EXERCISE: Within the records that follow, restate exactly the lines from the line with "What's the underlying" down to the line with "Parse this screenshot: output", including both. Omit the pictures.

<<<<

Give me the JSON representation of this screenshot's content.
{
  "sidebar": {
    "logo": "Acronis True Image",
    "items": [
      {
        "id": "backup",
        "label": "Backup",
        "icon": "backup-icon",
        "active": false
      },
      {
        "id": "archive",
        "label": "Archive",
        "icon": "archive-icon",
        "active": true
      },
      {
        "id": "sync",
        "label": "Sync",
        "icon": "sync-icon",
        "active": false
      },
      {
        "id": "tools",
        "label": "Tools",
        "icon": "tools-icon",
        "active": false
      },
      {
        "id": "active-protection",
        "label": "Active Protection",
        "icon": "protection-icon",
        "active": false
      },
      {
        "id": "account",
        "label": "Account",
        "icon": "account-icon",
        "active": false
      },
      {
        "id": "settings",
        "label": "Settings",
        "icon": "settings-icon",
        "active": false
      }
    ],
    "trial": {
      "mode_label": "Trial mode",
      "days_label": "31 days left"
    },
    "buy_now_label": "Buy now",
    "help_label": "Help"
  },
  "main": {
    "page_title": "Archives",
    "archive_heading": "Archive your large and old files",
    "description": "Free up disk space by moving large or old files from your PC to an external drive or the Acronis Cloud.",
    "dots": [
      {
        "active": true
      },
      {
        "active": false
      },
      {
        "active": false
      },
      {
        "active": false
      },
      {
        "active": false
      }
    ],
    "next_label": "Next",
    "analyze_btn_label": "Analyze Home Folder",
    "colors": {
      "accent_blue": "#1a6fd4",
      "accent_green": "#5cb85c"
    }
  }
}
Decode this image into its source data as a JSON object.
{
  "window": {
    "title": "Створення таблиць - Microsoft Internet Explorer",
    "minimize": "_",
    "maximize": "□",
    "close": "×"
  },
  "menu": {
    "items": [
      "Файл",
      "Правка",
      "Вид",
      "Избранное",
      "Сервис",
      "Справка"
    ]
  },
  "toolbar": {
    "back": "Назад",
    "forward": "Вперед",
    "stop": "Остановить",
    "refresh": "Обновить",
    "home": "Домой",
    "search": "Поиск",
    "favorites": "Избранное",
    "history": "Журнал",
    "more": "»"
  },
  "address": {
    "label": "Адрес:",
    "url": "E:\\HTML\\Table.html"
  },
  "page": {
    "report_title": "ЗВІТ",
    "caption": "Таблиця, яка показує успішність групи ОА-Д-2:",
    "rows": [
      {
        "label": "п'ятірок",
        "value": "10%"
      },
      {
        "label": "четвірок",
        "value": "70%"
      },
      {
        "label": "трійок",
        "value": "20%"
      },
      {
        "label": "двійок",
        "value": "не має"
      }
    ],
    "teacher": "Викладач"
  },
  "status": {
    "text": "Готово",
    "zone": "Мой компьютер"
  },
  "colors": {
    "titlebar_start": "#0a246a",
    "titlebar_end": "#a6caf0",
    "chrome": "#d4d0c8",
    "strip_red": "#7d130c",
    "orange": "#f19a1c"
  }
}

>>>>
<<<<

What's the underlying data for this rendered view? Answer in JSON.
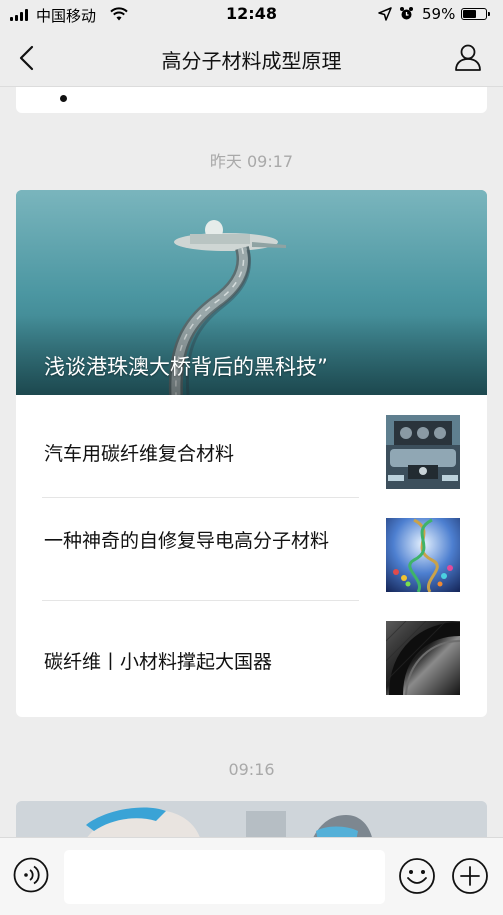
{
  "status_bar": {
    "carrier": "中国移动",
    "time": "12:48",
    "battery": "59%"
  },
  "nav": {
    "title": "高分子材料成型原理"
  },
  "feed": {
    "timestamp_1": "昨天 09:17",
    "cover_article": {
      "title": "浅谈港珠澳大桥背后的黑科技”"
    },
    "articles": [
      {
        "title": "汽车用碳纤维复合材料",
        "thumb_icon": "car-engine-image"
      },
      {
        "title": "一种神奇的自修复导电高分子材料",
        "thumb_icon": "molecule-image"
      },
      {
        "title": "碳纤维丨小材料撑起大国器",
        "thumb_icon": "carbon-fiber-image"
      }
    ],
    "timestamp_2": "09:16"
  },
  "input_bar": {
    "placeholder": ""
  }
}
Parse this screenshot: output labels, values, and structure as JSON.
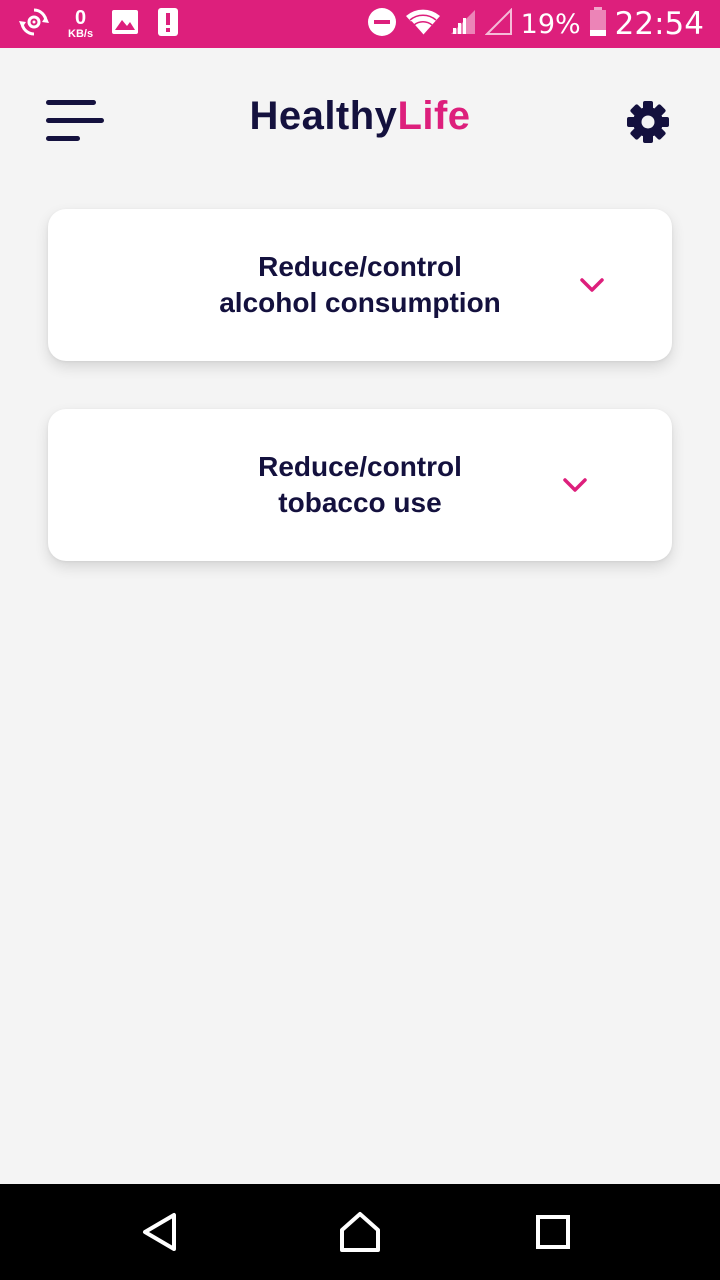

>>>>

EXERCISE OUTPUT:
What's the underlying data for this rendered view? Answer in JSON.
{
  "status_bar": {
    "carrier": "中国移动",
    "time": "12:48",
    "battery": "59%"
  },
  "nav": {
    "title": "高分子材料成型原理"
  },
  "feed": {
    "timestamp_1": "昨天 09:17",
    "cover_article": {
      "title": "浅谈港珠澳大桥背后的黑科技”"
    },
    "articles": [
      {
        "title": "汽车用碳纤维复合材料",
        "thumb_icon": "car-engine-image"
      },
      {
        "title": "一种神奇的自修复导电高分子材料",
        "thumb_icon": "molecule-image"
      },
      {
        "title": "碳纤维丨小材料撑起大国器",
        "thumb_icon": "carbon-fiber-image"
      }
    ],
    "timestamp_2": "09:16"
  },
  "input_bar": {
    "placeholder": ""
  }
}
Parse this screenshot: output labels, values, and structure as JSON.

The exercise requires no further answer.